If it’s extremely noise secondary glazing units can be installed along with demountable shutters. One of the simplest improvements can be made via the installation of good quality heavy curtains fixed close to the wall; this can also be one of the most attractive upgrades and can also help keep heat within the home – a double winner!

If the building is being subdivided into new apartments then the walls between apartments will need to be sound tested in line with Part E for Converted Dwellings. In this instance, we can undertake sample sound testing on walls and floors to check the existing sound insulation performance.  

 APT Sound Testing has considerable experience in all matters related to architectural acoustic design and detailing. We can help develop the initial acoustic design from the initial design scheme stage right through to the pre-completion sound testing.

Our approach is robust and does not leave any room for errors using our In-depth knowledge of acoustic materials, construction systems, and Regulations we can provide the following:

  1. Sample sound testing to identify the acoustic performance of the existing building to allow for targeted acoustic upgrades.
  2. Acoustic testing of existing wall façades to ISO 140-5, to check the existing sound levels so new targeted wall upgrades can be specified.
  3. Provision of cost-effective and practical acoustic solutions
  4. Thorough understanding of the desired character of the space
  5. Specification of External Building Fabric and including walls, doors and windows in order to minimise noise break-in, or break-out for privacy and overall acoustic quality

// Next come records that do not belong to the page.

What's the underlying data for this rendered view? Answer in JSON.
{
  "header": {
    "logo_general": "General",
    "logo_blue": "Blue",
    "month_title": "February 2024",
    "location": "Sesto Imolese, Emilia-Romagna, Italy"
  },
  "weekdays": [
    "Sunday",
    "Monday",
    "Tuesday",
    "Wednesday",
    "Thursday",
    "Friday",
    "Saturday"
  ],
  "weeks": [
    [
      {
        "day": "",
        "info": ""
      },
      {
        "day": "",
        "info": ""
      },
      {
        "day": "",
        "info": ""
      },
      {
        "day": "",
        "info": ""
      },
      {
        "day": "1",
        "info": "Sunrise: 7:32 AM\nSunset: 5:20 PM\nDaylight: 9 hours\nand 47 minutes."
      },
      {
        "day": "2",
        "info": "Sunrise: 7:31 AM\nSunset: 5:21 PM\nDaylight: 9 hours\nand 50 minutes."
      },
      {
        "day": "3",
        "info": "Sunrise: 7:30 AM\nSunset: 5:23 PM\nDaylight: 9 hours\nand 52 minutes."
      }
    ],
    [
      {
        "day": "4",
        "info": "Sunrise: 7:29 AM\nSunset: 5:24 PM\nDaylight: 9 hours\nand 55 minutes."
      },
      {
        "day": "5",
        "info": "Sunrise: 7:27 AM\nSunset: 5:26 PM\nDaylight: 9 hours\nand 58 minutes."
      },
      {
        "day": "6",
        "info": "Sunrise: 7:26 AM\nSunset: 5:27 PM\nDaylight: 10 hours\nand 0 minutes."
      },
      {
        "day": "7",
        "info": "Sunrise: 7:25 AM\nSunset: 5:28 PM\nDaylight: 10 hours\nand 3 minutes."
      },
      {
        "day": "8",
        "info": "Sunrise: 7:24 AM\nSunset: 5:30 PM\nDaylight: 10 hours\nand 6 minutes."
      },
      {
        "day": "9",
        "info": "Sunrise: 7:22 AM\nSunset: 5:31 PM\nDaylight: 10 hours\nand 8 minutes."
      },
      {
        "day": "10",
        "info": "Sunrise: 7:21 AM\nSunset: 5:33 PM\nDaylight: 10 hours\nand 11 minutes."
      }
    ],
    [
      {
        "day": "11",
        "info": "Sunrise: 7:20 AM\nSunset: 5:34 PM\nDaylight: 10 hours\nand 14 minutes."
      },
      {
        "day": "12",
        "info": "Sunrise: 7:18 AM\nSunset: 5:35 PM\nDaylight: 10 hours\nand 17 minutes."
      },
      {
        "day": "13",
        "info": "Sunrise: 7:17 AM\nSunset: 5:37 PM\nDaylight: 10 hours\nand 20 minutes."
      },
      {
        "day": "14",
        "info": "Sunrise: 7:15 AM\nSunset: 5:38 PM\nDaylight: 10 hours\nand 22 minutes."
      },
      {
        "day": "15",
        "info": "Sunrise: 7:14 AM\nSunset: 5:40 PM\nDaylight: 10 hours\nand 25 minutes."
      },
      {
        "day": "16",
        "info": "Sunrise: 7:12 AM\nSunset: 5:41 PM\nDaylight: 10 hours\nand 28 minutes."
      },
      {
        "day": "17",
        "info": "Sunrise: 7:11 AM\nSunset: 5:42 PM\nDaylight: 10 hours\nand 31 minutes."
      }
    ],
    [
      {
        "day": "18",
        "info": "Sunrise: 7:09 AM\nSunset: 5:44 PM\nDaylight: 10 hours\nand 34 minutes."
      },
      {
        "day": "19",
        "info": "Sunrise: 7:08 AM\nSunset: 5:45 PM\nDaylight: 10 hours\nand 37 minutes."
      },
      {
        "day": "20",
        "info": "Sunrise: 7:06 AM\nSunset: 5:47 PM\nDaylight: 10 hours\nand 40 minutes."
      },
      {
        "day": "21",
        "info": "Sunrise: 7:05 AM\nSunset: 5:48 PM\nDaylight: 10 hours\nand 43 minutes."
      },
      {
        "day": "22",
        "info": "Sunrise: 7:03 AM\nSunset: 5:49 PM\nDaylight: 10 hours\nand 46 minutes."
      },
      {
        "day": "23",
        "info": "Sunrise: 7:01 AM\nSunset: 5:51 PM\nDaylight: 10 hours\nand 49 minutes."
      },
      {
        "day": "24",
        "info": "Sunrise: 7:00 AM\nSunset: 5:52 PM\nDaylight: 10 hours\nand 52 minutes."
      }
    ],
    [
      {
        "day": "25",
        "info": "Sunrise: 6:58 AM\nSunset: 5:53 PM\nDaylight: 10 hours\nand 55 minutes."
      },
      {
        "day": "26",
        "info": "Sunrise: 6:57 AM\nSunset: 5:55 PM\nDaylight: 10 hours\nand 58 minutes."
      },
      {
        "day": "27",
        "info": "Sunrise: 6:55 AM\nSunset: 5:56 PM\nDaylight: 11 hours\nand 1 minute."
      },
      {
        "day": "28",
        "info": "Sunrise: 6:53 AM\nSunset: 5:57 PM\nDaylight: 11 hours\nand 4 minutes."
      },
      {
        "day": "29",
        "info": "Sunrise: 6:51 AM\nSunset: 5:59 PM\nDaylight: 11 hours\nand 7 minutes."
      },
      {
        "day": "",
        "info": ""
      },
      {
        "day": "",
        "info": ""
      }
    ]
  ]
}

If you would like more information in regards to acoustic design or sound testing on your project, please contact us now at: or call us direct on 01525 303905.